I had another great-grandfather from Kentucky who was Captain James Kitchen, who wore the Blue uniform and fought four years under Grant. His brother was four years a spy for the South.

As I write this today, I think how sad in our country such a war took place, truly tearing family and loved ones apart.

Mary Elizabeth Martin married William Flem Thomas from Franklin County, Virginia. She and her husband moved to West Virginia to a very mountainous region. There they raised their family. Mary Elizabeth lived out her life in West Virginia, but she always longed for the Blue Ridge mountains in Virginia. She would say, "I am just down in a hole. Here is a mountain and there is a mountain" (speaking of West Virginia).

We had plenty of coal in West Virginia which was bituminous or soft coal. One day a train came and stopped in front of my grandmothers house, but it contained anthracite coal, which was nice, large, shinny lumps. Grandma decided she wanted some of that nice coal from on top of the train car. Although she wore a long dress, she climbed up on top of the coal car and started throwing off big chunks of coal. Another granddaughter was standing watching and laughing because the train was starting to move. When the train started to move, she struggled to climb from the coal train which was going bump-t-bump. She gathered her long skirts up and climbed down the side and jumped down from the side. She was successful in getting the coal.

My grandfather, William Flem Thomas drove the first street car through Bluefield, West Virginia. It was pulled by mules.

The early roads of McDowell County, West Virginia were built about the time my father was a young boy. He was a water boy and helped in the road construction. He also helped to open many of the early mines of this region.

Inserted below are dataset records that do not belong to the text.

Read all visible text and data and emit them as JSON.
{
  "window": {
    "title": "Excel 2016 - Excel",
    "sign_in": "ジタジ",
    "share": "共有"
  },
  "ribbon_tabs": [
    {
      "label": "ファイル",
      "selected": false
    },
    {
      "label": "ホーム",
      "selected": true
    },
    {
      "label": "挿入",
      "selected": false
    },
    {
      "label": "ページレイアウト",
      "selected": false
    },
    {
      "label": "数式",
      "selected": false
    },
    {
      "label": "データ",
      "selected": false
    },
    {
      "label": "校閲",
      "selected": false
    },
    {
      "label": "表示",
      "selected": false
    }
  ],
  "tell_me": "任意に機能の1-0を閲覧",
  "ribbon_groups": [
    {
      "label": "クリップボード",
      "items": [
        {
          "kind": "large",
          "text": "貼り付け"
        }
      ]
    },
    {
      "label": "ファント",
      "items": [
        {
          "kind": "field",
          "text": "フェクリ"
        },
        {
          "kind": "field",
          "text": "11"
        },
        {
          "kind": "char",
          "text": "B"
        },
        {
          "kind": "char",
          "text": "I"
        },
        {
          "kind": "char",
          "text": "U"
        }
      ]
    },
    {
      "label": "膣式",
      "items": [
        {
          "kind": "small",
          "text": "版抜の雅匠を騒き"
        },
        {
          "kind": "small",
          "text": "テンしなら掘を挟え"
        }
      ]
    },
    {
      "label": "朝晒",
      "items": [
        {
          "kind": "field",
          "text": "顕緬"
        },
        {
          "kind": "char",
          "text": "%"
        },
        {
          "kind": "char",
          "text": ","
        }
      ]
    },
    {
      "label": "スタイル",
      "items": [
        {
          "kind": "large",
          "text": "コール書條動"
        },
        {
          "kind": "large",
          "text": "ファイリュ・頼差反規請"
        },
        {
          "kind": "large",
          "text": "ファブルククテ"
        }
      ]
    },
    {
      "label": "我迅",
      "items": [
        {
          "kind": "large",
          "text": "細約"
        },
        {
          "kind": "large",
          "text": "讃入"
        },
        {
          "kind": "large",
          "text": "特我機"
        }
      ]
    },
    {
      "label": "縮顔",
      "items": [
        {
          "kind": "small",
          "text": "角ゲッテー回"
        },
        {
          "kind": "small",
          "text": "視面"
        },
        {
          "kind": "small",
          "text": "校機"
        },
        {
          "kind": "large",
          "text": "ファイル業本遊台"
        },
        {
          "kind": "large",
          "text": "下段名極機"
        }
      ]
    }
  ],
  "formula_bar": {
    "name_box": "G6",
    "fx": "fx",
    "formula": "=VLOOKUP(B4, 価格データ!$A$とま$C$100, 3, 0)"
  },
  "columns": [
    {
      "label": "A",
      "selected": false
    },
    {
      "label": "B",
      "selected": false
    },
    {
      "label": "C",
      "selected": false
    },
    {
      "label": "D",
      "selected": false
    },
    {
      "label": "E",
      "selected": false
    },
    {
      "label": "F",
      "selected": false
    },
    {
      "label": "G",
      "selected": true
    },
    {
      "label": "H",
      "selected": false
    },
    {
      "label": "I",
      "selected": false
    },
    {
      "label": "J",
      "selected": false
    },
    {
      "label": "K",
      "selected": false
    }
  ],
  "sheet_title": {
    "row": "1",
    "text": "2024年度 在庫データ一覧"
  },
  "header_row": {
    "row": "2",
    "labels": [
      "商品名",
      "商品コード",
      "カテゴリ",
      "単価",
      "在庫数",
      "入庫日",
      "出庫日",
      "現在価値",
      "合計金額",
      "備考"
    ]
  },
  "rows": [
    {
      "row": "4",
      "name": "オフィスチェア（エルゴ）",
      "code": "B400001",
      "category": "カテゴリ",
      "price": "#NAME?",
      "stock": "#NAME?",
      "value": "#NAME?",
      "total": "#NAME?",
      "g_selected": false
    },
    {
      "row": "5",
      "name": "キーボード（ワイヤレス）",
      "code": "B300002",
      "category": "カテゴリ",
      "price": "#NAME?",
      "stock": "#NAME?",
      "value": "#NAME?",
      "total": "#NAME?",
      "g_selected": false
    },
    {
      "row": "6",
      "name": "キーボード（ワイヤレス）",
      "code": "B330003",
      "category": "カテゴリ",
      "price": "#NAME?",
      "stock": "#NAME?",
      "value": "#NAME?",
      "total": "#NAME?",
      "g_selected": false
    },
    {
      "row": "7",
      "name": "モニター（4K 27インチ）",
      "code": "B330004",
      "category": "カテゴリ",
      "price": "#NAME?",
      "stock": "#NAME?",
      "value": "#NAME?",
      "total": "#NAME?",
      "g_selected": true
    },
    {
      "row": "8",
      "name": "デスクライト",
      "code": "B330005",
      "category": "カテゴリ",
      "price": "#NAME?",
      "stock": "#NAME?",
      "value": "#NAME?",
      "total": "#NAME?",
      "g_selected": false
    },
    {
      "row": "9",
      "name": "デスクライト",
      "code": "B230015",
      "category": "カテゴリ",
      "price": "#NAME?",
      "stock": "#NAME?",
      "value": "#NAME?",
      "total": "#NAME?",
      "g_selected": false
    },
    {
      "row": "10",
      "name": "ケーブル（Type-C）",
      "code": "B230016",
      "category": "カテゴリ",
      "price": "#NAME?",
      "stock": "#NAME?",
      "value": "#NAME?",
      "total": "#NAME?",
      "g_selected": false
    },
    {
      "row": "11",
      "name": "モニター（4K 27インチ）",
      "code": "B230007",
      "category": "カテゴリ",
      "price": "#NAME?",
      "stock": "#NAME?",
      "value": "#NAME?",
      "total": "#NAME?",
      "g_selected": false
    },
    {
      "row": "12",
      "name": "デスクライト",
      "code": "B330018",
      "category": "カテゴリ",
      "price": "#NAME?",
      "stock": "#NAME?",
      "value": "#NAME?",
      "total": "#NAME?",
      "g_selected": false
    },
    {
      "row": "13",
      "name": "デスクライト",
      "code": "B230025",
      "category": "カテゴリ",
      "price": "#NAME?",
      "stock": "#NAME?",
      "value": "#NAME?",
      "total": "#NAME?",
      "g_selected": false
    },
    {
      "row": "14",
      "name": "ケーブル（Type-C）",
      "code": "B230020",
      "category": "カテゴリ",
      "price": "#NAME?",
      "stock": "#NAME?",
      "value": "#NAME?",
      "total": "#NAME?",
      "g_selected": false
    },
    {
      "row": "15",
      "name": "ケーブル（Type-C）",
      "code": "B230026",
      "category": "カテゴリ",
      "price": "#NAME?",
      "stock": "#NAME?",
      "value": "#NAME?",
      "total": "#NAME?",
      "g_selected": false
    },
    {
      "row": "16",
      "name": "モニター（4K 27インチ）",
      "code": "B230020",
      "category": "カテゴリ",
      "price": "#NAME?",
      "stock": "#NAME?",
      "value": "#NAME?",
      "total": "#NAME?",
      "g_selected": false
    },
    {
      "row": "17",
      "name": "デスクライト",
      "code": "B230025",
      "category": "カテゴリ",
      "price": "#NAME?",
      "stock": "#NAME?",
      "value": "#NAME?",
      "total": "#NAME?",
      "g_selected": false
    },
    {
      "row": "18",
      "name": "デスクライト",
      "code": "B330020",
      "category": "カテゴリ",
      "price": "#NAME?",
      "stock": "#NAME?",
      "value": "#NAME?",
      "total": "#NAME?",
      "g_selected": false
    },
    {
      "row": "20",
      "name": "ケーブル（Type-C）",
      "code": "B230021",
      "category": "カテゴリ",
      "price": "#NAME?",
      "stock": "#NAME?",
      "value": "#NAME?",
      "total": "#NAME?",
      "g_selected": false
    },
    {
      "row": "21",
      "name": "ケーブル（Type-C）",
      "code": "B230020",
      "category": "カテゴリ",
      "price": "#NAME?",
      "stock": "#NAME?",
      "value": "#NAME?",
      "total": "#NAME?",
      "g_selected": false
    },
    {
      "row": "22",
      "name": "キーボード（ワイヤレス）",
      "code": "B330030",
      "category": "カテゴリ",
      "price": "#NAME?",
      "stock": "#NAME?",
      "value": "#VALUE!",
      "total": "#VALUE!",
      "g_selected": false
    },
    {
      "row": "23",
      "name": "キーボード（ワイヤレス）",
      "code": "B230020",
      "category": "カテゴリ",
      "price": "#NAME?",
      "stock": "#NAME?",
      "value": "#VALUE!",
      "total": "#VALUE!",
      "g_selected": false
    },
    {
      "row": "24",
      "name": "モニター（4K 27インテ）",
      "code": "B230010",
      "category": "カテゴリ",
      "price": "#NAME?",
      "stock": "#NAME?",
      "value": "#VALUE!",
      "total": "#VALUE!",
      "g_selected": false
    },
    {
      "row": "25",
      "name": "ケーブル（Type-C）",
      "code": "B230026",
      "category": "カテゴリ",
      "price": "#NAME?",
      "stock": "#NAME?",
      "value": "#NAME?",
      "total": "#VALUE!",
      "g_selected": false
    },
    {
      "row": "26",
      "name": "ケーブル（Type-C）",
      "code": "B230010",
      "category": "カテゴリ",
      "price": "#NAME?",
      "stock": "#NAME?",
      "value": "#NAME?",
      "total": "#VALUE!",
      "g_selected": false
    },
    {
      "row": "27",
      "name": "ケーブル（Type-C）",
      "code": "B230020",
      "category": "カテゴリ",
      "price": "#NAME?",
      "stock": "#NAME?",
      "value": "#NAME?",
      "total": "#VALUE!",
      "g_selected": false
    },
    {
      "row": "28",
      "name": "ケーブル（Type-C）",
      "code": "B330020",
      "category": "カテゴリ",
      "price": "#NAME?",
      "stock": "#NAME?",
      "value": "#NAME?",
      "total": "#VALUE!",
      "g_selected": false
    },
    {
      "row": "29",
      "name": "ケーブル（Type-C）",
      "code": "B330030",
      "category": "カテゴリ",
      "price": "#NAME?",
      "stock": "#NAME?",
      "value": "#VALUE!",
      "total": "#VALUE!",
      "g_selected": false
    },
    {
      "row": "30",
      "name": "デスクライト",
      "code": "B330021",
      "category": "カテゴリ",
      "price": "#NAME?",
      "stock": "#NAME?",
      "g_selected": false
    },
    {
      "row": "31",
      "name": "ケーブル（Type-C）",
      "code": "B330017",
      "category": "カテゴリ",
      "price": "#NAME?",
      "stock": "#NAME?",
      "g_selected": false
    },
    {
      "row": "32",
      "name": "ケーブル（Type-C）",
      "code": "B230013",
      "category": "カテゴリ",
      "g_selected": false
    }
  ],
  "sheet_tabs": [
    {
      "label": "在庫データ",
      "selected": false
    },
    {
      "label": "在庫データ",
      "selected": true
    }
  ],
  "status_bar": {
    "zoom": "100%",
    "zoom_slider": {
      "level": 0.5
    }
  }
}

I have wonderful memories of my Grandmother, Mary Elizabeth Martin Thomas. Although I'm in my old age and a grandmother myself, these are still such wonderful memories to me. I loved her very much. She was a mother to me. She was buried at Twin Branch, West Virginia on the side of a mountain and was never able to return to the beautiful Blue Ridge.